Top of EXTRACTED DATA

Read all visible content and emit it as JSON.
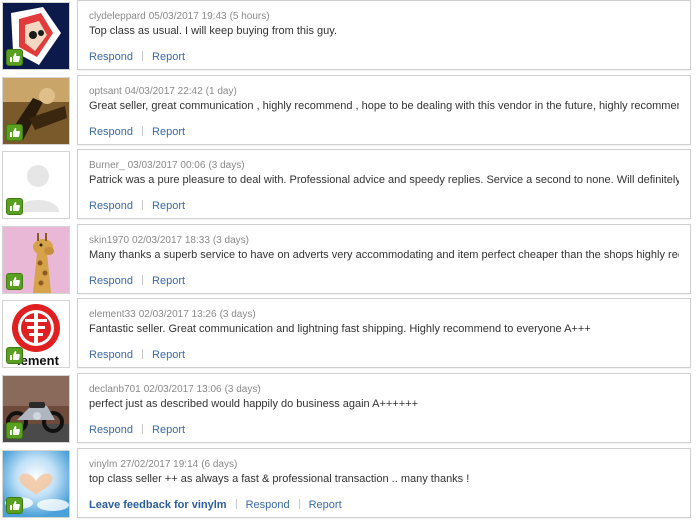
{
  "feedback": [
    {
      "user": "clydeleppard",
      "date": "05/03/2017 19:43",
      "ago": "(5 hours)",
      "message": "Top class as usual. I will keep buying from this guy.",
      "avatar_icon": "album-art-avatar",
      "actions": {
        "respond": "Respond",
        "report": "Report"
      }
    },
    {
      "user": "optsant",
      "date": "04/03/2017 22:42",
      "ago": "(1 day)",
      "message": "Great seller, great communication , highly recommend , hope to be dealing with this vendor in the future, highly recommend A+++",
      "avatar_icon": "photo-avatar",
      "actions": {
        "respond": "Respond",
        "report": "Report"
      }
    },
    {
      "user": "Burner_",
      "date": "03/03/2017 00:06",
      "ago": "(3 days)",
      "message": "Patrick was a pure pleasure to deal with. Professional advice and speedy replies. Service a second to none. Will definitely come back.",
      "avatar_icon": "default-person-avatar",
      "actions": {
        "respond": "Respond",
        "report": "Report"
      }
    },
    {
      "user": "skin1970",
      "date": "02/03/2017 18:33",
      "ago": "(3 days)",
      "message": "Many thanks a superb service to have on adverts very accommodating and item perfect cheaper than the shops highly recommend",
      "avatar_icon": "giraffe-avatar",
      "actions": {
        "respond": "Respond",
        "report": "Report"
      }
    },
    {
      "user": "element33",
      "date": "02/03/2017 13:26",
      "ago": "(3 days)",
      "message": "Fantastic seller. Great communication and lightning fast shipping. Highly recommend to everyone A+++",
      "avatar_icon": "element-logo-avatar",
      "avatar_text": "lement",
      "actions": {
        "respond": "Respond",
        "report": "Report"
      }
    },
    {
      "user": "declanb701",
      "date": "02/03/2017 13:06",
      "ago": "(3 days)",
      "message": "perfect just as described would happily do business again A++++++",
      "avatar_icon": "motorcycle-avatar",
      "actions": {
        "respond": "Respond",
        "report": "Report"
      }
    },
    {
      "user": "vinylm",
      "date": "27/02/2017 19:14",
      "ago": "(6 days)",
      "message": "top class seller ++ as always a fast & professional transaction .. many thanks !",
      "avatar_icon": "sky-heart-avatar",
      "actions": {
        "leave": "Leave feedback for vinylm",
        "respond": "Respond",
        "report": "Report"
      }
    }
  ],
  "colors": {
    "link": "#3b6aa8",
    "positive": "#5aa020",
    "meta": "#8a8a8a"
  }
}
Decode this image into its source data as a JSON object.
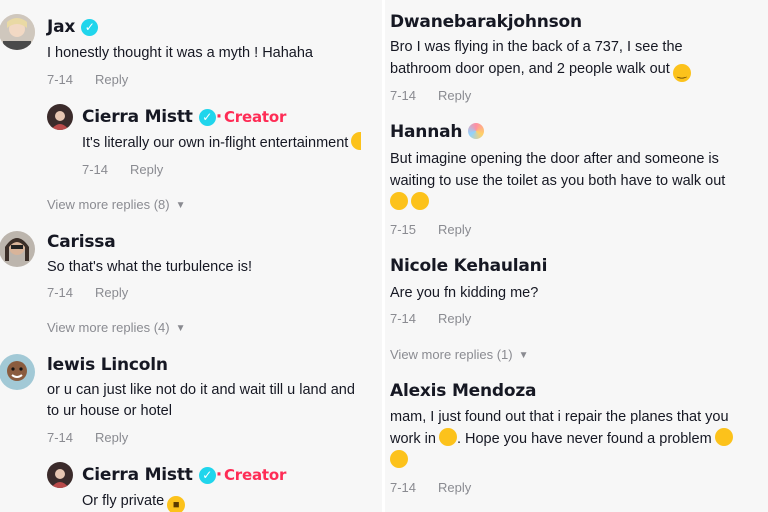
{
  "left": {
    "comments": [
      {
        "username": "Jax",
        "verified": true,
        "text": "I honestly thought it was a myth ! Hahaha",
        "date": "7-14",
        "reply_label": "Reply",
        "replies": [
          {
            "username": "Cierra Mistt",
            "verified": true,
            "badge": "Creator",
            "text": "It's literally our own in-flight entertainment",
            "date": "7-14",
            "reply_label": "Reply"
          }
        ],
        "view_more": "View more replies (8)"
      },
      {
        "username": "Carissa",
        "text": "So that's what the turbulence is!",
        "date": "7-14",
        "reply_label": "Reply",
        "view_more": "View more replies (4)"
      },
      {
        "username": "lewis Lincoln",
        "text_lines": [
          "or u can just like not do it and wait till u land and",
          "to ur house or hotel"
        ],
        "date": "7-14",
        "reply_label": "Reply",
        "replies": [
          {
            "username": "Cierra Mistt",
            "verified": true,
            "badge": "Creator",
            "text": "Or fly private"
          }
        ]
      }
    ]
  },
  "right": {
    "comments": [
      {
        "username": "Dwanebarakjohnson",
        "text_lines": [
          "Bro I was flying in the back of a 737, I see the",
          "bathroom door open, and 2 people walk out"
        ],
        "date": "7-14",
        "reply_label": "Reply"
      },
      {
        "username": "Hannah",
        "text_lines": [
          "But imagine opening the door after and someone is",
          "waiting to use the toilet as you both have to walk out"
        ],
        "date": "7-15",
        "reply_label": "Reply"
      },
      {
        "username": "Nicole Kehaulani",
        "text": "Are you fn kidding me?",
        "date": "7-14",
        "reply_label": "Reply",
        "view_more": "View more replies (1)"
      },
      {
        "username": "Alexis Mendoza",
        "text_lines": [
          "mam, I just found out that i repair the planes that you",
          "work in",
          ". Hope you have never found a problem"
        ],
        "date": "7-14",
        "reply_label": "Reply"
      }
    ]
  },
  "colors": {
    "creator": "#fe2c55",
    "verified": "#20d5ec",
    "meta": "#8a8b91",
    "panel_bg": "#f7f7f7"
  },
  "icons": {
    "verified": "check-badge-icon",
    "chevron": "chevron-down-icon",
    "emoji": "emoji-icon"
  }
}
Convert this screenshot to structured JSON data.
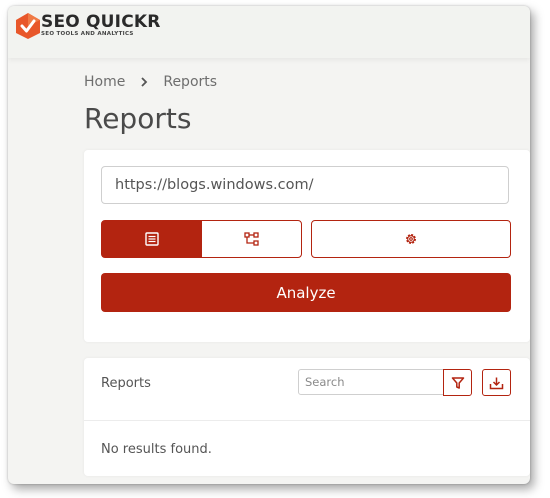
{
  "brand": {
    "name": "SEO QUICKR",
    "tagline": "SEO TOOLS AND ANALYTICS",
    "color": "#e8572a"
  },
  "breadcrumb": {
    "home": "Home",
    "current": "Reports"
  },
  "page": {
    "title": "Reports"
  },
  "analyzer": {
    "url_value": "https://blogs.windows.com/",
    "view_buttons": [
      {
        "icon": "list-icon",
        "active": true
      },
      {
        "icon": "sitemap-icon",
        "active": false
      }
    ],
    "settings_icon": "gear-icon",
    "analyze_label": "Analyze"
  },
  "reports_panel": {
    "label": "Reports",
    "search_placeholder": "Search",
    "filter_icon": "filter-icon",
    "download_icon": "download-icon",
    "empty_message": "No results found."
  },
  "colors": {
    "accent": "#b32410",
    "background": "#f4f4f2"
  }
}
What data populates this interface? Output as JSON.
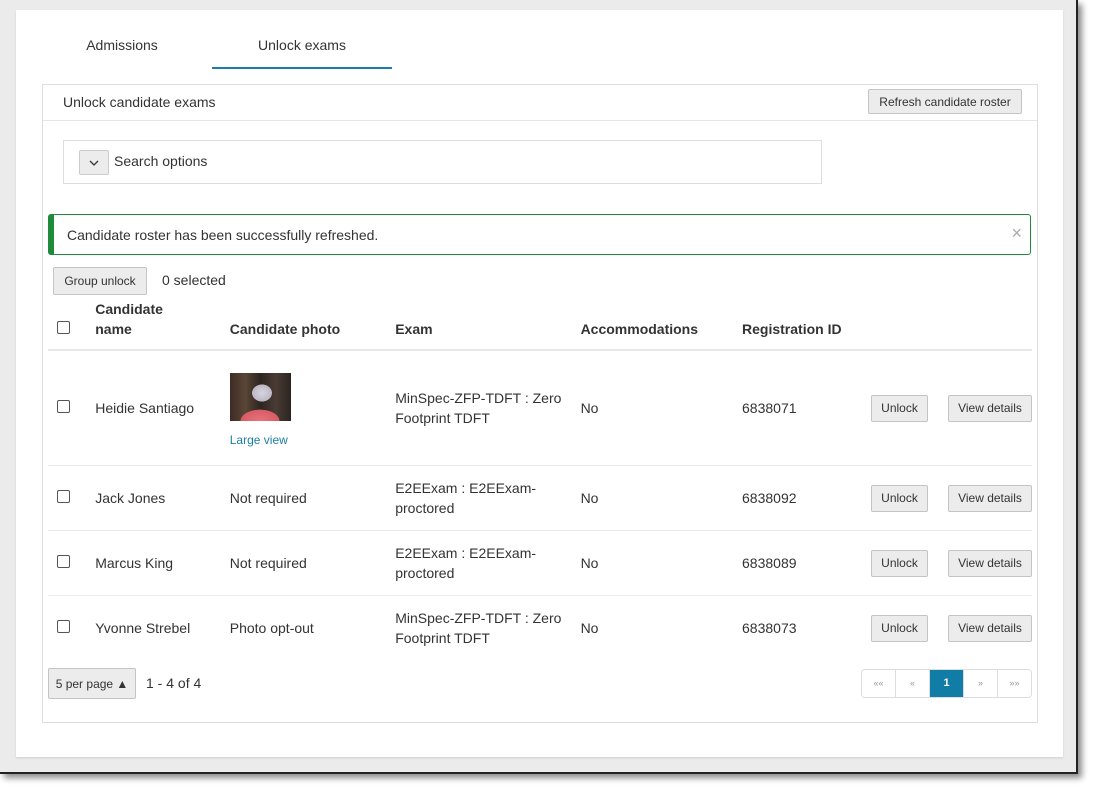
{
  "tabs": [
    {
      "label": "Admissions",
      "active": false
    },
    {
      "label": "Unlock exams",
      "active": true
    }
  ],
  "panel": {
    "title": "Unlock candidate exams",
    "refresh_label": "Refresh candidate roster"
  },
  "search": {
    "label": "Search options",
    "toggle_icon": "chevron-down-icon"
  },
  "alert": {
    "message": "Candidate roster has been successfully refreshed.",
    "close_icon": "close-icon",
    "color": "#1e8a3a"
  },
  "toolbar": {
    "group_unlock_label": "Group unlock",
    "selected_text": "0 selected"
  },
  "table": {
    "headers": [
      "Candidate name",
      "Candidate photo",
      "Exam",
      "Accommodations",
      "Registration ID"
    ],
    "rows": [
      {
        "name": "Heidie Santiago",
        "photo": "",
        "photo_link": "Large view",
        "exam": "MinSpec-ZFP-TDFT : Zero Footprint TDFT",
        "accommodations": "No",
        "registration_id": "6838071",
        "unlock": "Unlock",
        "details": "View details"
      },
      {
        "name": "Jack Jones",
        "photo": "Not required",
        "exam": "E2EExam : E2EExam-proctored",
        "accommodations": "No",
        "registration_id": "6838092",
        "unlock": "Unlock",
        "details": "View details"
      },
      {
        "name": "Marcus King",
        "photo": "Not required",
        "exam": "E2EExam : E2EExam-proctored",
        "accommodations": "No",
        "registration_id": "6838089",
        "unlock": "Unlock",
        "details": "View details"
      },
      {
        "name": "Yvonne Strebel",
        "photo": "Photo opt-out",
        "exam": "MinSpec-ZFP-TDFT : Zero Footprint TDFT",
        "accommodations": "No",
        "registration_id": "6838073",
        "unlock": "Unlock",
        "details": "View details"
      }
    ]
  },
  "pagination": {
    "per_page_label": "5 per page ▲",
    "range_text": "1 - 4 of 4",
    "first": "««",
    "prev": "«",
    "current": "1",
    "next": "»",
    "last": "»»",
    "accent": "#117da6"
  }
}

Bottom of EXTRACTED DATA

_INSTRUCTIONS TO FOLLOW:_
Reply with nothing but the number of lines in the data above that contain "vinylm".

_TASK ANSWER:_
2